(Information given Opens)

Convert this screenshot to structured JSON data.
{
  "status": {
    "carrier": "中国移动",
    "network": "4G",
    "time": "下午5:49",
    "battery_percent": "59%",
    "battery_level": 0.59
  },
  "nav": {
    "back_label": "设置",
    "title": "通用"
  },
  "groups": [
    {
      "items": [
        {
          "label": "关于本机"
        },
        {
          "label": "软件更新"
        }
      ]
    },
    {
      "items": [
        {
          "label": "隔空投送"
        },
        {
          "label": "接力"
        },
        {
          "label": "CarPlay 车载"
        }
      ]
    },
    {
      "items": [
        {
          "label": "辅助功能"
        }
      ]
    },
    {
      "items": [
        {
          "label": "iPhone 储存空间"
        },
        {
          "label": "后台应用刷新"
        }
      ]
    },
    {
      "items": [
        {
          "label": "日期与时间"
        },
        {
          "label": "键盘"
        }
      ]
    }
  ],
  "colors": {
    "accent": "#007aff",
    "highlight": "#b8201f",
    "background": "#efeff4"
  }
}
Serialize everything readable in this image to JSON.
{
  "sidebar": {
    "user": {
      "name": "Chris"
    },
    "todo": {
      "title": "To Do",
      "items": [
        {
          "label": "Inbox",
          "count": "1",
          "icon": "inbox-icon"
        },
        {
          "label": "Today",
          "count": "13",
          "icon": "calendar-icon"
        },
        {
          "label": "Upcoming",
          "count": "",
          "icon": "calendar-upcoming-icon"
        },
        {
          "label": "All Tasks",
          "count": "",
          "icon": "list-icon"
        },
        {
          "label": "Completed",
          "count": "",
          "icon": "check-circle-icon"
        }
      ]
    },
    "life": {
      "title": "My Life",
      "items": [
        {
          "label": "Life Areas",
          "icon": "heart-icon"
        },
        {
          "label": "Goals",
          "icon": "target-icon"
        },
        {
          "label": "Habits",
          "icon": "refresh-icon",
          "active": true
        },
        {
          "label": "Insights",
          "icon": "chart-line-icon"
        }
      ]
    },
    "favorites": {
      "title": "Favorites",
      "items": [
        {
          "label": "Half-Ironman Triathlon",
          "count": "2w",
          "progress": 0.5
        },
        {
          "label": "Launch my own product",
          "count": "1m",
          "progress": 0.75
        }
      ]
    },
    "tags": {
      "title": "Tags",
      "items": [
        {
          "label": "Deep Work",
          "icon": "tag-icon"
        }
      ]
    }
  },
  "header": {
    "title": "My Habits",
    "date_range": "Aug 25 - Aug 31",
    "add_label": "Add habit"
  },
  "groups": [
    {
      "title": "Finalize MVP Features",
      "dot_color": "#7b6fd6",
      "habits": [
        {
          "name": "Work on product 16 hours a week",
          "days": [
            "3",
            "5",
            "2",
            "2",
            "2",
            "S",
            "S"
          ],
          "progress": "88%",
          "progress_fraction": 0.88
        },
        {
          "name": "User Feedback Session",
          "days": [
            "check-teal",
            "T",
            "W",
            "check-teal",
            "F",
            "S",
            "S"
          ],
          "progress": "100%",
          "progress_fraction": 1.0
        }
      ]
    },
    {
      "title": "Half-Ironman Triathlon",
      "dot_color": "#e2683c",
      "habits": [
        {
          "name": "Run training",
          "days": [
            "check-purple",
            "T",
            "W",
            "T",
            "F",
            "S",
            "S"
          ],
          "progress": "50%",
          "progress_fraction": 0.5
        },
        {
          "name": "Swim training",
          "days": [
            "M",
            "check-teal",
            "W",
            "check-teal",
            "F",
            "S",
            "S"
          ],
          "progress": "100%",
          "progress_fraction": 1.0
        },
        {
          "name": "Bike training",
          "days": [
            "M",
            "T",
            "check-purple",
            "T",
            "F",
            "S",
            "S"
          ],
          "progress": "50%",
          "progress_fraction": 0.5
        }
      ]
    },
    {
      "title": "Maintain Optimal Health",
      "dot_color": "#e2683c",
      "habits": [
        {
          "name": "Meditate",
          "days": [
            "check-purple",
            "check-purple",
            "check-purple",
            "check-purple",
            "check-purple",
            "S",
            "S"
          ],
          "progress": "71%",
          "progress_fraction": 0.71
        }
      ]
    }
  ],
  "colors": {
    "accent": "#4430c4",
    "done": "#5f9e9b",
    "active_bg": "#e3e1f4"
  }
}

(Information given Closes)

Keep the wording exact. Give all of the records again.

Convert this screenshot to structured JSON data.
{
  "status": {
    "carrier": "中国移动",
    "network": "4G",
    "time": "下午5:49",
    "battery_percent": "59%",
    "battery_level": 0.59
  },
  "nav": {
    "back_label": "设置",
    "title": "通用"
  },
  "groups": [
    {
      "items": [
        {
          "label": "关于本机"
        },
        {
          "label": "软件更新"
        }
      ]
    },
    {
      "items": [
        {
          "label": "隔空投送"
        },
        {
          "label": "接力"
        },
        {
          "label": "CarPlay 车载"
        }
      ]
    },
    {
      "items": [
        {
          "label": "辅助功能"
        }
      ]
    },
    {
      "items": [
        {
          "label": "iPhone 储存空间"
        },
        {
          "label": "后台应用刷新"
        }
      ]
    },
    {
      "items": [
        {
          "label": "日期与时间"
        },
        {
          "label": "键盘"
        }
      ]
    }
  ],
  "colors": {
    "accent": "#007aff",
    "highlight": "#b8201f",
    "background": "#efeff4"
  }
}
Serialize everything readable in this image to JSON.
{
  "sidebar": {
    "user": {
      "name": "Chris"
    },
    "todo": {
      "title": "To Do",
      "items": [
        {
          "label": "Inbox",
          "count": "1",
          "icon": "inbox-icon"
        },
        {
          "label": "Today",
          "count": "13",
          "icon": "calendar-icon"
        },
        {
          "label": "Upcoming",
          "count": "",
          "icon": "calendar-upcoming-icon"
        },
        {
          "label": "All Tasks",
          "count": "",
          "icon": "list-icon"
        },
        {
          "label": "Completed",
          "count": "",
          "icon": "check-circle-icon"
        }
      ]
    },
    "life": {
      "title": "My Life",
      "items": [
        {
          "label": "Life Areas",
          "icon": "heart-icon"
        },
        {
          "label": "Goals",
          "icon": "target-icon"
        },
        {
          "label": "Habits",
          "icon": "refresh-icon",
          "active": true
        },
        {
          "label": "Insights",
          "icon": "chart-line-icon"
        }
      ]
    },
    "favorites": {
      "title": "Favorites",
      "items": [
        {
          "label": "Half-Ironman Triathlon",
          "count": "2w",
          "progress": 0.5
        },
        {
          "label": "Launch my own product",
          "count": "1m",
          "progress": 0.75
        }
      ]
    },
    "tags": {
      "title": "Tags",
      "items": [
        {
          "label": "Deep Work",
          "icon": "tag-icon"
        }
      ]
    }
  },
  "header": {
    "title": "My Habits",
    "date_range": "Aug 25 - Aug 31",
    "add_label": "Add habit"
  },
  "groups": [
    {
      "title": "Finalize MVP Features",
      "dot_color": "#7b6fd6",
      "habits": [
        {
          "name": "Work on product 16 hours a week",
          "days": [
            "3",
            "5",
            "2",
            "2",
            "2",
            "S",
            "S"
          ],
          "progress": "88%",
          "progress_fraction": 0.88
        },
        {
          "name": "User Feedback Session",
          "days": [
            "check-teal",
            "T",
            "W",
            "check-teal",
            "F",
            "S",
            "S"
          ],
          "progress": "100%",
          "progress_fraction": 1.0
        }
      ]
    },
    {
      "title": "Half-Ironman Triathlon",
      "dot_color": "#e2683c",
      "habits": [
        {
          "name": "Run training",
          "days": [
            "check-purple",
            "T",
            "W",
            "T",
            "F",
            "S",
            "S"
          ],
          "progress": "50%",
          "progress_fraction": 0.5
        },
        {
          "name": "Swim training",
          "days": [
            "M",
            "check-teal",
            "W",
            "check-teal",
            "F",
            "S",
            "S"
          ],
          "progress": "100%",
          "progress_fraction": 1.0
        },
        {
          "name": "Bike training",
          "days": [
            "M",
            "T",
            "check-purple",
            "T",
            "F",
            "S",
            "S"
          ],
          "progress": "50%",
          "progress_fraction": 0.5
        }
      ]
    },
    {
      "title": "Maintain Optimal Health",
      "dot_color": "#e2683c",
      "habits": [
        {
          "name": "Meditate",
          "days": [
            "check-purple",
            "check-purple",
            "check-purple",
            "check-purple",
            "check-purple",
            "S",
            "S"
          ],
          "progress": "71%",
          "progress_fraction": 0.71
        }
      ]
    }
  ],
  "colors": {
    "accent": "#4430c4",
    "done": "#5f9e9b",
    "active_bg": "#e3e1f4"
  }
}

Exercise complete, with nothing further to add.